- Opening Delimiter -

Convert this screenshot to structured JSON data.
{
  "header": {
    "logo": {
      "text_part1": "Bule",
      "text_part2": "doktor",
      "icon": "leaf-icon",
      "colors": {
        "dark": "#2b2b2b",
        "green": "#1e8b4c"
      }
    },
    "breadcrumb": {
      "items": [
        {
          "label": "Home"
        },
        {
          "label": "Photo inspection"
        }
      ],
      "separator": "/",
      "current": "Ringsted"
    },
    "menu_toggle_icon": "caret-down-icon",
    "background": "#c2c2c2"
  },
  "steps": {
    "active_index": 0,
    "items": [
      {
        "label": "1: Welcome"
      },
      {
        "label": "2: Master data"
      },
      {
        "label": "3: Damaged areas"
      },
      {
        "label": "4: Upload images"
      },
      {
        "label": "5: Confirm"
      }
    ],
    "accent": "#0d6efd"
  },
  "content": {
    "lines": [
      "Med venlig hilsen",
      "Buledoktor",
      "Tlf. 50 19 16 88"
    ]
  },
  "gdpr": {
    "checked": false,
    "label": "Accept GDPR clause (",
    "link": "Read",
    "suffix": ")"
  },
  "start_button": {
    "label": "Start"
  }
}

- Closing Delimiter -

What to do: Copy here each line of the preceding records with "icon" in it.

Solution to this task:
      "icon": "leaf-icon",
    "menu_toggle_icon": "caret-down-icon",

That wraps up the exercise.